This, as I realised while changing lines at Highbury & Islington station, concerns the slow seep of the background into the foreground. While the descriptions of the billboards and buildings sites around the capital start off as almost incidental details, the development and commercialisation of much of the island at the expense of its poorest communities – as evidenced by the closure of Benares’s mill – come to underpin the novella.

Each of the characters gradually reveals vulnerabilities and insecurities that derive from the breakdown of the old structures. The only way to bridge these gaps is to tell stories, as the narrator discovers when he embarks on a wistful account of his journey to the other Benares, a sacred city in India where many Hindus go to die in the hope of attaining paradise: ‘I thought to myself that stories must be what we travel for, to have something to tell the people we love’, he reflects.

Pyamootoo’s writing about this ‘feeling of opening up to the world, of becoming part of some sort of network’ is so compelling and seductive that I finished the last 10 pages of the novella sauntering along the pavement away from King’s Cross, oblivious to the commuters shoving past me. I hadn’t expected the story to be so beautiful and so surprising. It made me sad to turn the last page. If only every journey to work could be like this.

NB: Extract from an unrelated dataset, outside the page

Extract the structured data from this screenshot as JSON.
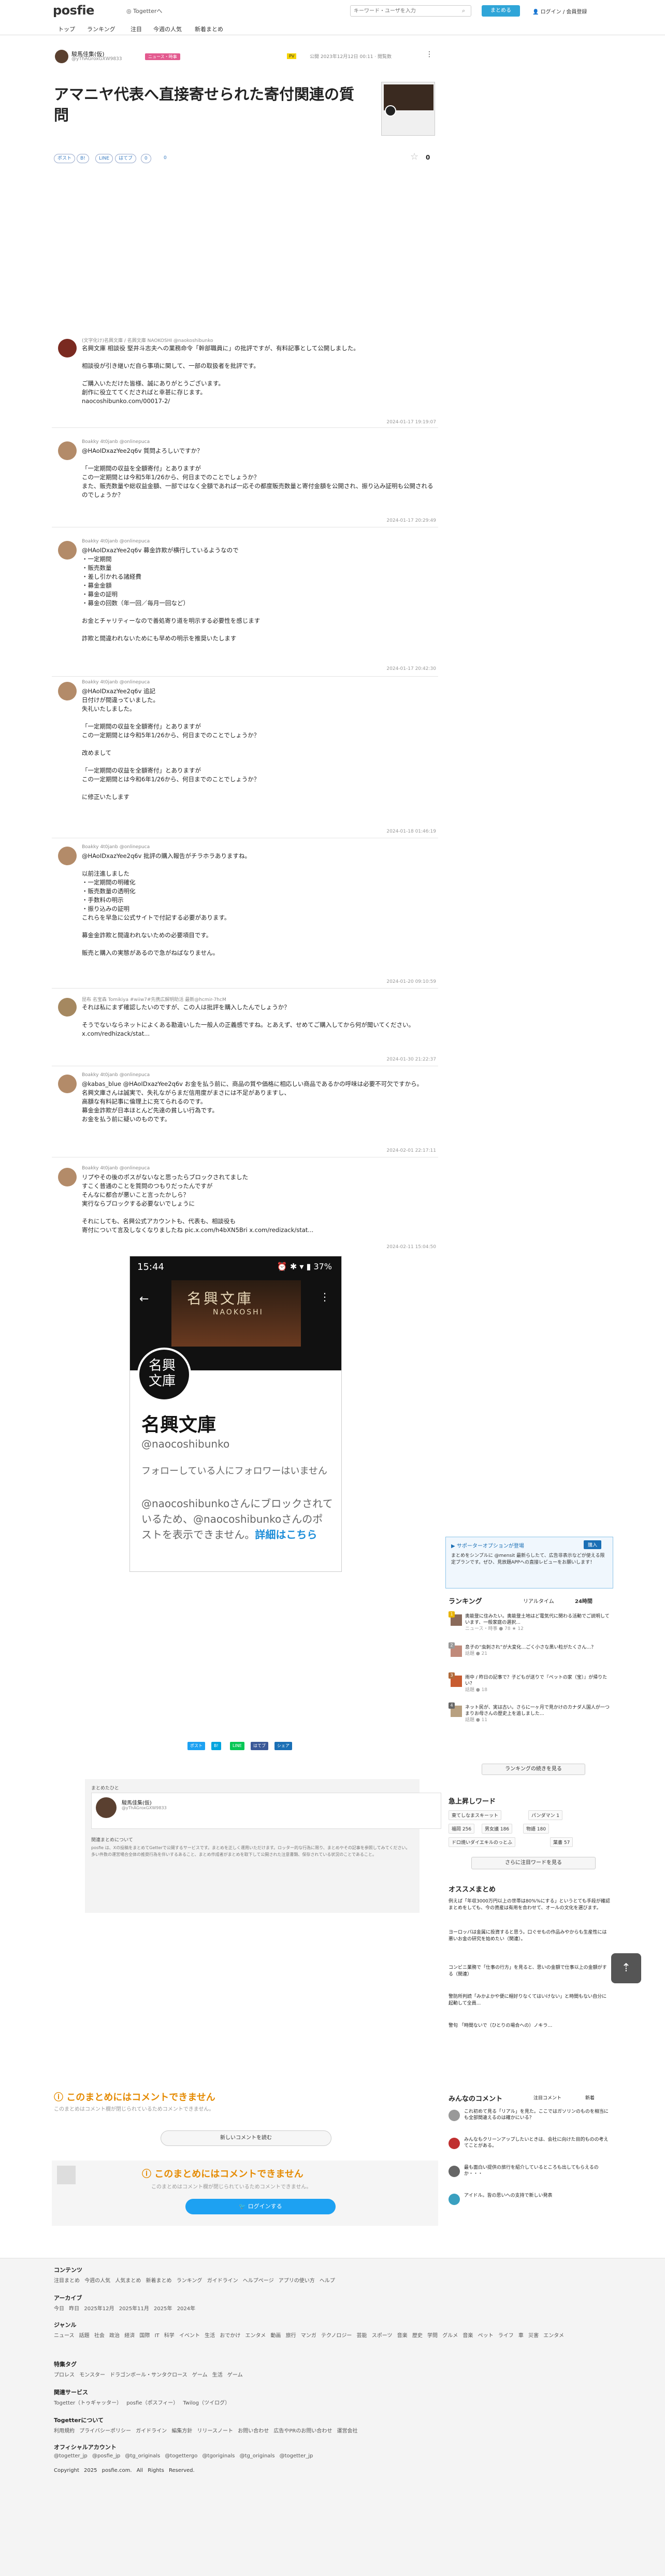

Benares by Barlen Pyamootoo, translated from the French by Will Hobson (Canongate, 2004)